─── Record excerpts ───

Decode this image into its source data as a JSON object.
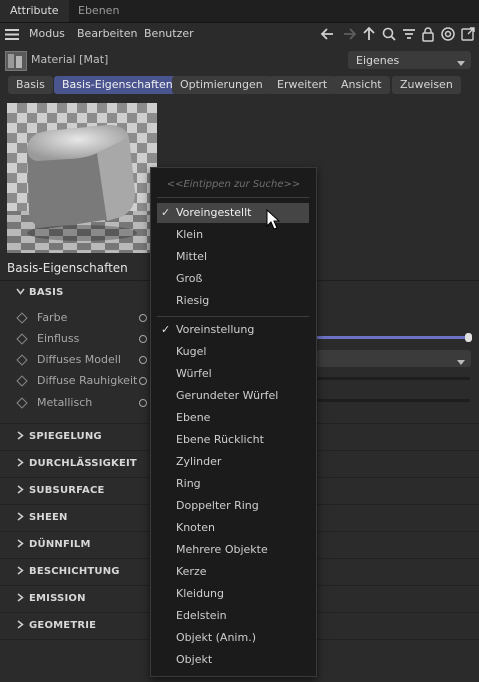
{
  "tabs": [
    "Attribute",
    "Ebenen"
  ],
  "menu": {
    "items": [
      "Modus",
      "Bearbeiten",
      "Benutzer"
    ]
  },
  "toolbar_icons": [
    "arrow-left-icon",
    "arrow-right-icon",
    "arrow-up-icon",
    "search-icon",
    "filter-icon",
    "lock-icon",
    "target-icon",
    "external-icon"
  ],
  "material": {
    "name": "Material [Mat]",
    "preset_select": "Eigenes"
  },
  "buttons": [
    "Basis",
    "Basis-Eigenschaften",
    "Optimierungen",
    "Erweitert",
    "Ansicht",
    "Zuweisen"
  ],
  "active_button": "Basis-Eigenschaften",
  "section_title": "Basis-Eigenschaften",
  "basis_group": {
    "title": "BASIS",
    "params": [
      "Farbe",
      "Einfluss",
      "Diffuses Modell",
      "Diffuse Rauhigkeit",
      "Metallisch"
    ]
  },
  "groups": [
    "SPIEGELUNG",
    "DURCHLÄSSIGKEIT",
    "SUBSURFACE",
    "SHEEN",
    "DÜNNFILM",
    "BESCHICHTUNG",
    "EMISSION",
    "GEOMETRIE"
  ],
  "dropdown": {
    "search_placeholder": "<<Eintippen zur Suche>>",
    "size_items": [
      "Voreingestellt",
      "Klein",
      "Mittel",
      "Groß",
      "Riesig"
    ],
    "size_selected": "Voreingestellt",
    "object_items": [
      "Voreinstellung",
      "Kugel",
      "Würfel",
      "Gerundeter Würfel",
      "Ebene",
      "Ebene Rücklicht",
      "Zylinder",
      "Ring",
      "Doppelter Ring",
      "Knoten",
      "Mehrere Objekte",
      "Kerze",
      "Kleidung",
      "Edelstein",
      "Objekt (Anim.)",
      "Objekt"
    ],
    "object_selected": "Voreinstellung"
  },
  "colors": {
    "accent": "#4a5590",
    "slider": "#6c72c4",
    "background": "#2b2b2b",
    "menu_bg": "#1b1b1b"
  }
}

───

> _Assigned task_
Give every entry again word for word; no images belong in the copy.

> _Solution to the exercise_
Decode this image into its source data as a JSON object.
{
  "tabs": [
    "Attribute",
    "Ebenen"
  ],
  "menu": {
    "items": [
      "Modus",
      "Bearbeiten",
      "Benutzer"
    ]
  },
  "toolbar_icons": [
    "arrow-left-icon",
    "arrow-right-icon",
    "arrow-up-icon",
    "search-icon",
    "filter-icon",
    "lock-icon",
    "target-icon",
    "external-icon"
  ],
  "material": {
    "name": "Material [Mat]",
    "preset_select": "Eigenes"
  },
  "buttons": [
    "Basis",
    "Basis-Eigenschaften",
    "Optimierungen",
    "Erweitert",
    "Ansicht",
    "Zuweisen"
  ],
  "active_button": "Basis-Eigenschaften",
  "section_title": "Basis-Eigenschaften",
  "basis_group": {
    "title": "BASIS",
    "params": [
      "Farbe",
      "Einfluss",
      "Diffuses Modell",
      "Diffuse Rauhigkeit",
      "Metallisch"
    ]
  },
  "groups": [
    "SPIEGELUNG",
    "DURCHLÄSSIGKEIT",
    "SUBSURFACE",
    "SHEEN",
    "DÜNNFILM",
    "BESCHICHTUNG",
    "EMISSION",
    "GEOMETRIE"
  ],
  "dropdown": {
    "search_placeholder": "<<Eintippen zur Suche>>",
    "size_items": [
      "Voreingestellt",
      "Klein",
      "Mittel",
      "Groß",
      "Riesig"
    ],
    "size_selected": "Voreingestellt",
    "object_items": [
      "Voreinstellung",
      "Kugel",
      "Würfel",
      "Gerundeter Würfel",
      "Ebene",
      "Ebene Rücklicht",
      "Zylinder",
      "Ring",
      "Doppelter Ring",
      "Knoten",
      "Mehrere Objekte",
      "Kerze",
      "Kleidung",
      "Edelstein",
      "Objekt (Anim.)",
      "Objekt"
    ],
    "object_selected": "Voreinstellung"
  },
  "colors": {
    "accent": "#4a5590",
    "slider": "#6c72c4",
    "background": "#2b2b2b",
    "menu_bg": "#1b1b1b"
  }
}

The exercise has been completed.